The next stop on our tour was the Krishna Temple, a large and ornate complex built in 1515 by the Vijayanagara emperor Krishnadevaraya to commemorate his victory over the Gajapati rulers of Orissa and to accommodate a granite icon of the infant Krishna that his armies looted from their fort at Udayagari in modern-day Andhra Pradesh. (The icon is now the Government State Museum of Chennai.)
Built in the Panchayatana style typical of its time, the temple complex was quite impressive, featuring a 25-bay open mandapa and smaller enclosed 9-bay mandapa with side porches and a towered sanctuary surrounded by unlit passageways. But the craftsmanship of the structures in the complex was nothing like as good as in the other temples we’d looked at earlier in the day.
Still, there were a few interesting carvings of various maidens adorning the passageway of the dilapidated gopura (main entrance), which must have looked quite imposing in its prime.

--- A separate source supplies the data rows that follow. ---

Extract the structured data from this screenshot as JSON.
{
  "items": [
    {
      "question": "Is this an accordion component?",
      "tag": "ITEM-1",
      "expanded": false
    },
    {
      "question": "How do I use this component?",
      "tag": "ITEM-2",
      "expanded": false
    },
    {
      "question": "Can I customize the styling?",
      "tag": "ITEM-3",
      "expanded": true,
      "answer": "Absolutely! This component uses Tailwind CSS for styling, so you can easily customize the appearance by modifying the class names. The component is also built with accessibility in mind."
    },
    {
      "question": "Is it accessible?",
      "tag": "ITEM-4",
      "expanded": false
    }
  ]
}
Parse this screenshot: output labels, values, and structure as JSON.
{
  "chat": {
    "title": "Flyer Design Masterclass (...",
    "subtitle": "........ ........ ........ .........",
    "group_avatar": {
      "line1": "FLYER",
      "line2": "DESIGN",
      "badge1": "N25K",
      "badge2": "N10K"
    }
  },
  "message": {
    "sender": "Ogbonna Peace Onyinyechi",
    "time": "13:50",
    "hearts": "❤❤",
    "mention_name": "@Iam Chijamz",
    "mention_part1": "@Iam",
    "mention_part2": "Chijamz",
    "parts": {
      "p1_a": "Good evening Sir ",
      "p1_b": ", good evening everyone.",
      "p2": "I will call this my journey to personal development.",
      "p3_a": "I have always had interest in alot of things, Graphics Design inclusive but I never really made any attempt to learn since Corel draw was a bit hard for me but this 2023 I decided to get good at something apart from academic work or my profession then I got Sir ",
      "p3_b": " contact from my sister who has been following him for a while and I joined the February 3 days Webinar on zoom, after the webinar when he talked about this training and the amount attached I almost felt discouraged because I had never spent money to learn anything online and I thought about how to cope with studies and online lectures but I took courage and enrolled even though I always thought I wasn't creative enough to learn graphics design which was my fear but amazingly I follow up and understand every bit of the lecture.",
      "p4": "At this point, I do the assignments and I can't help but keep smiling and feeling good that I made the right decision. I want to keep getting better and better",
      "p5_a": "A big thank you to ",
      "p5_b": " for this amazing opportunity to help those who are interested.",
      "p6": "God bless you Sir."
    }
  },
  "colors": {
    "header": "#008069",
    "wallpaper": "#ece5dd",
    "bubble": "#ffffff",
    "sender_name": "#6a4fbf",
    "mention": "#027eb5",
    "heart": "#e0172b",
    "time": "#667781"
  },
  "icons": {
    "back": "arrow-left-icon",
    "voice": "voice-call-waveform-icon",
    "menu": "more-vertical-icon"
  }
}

There were a number of minor shrines near the outer corners of the complex as well as a dual-sanctuaried Devi temple.
Located about 500 meters south of Hampi, the Krishna temple complex was once the nucleus of the Krishnapura, one of the four quarters in the city’s sacred center. It is also connected to one of the Hampi’s four remaining major bazaar streets, though like the temple itself the concourse has seen much better days and its main surface is now covered by a cultivated field.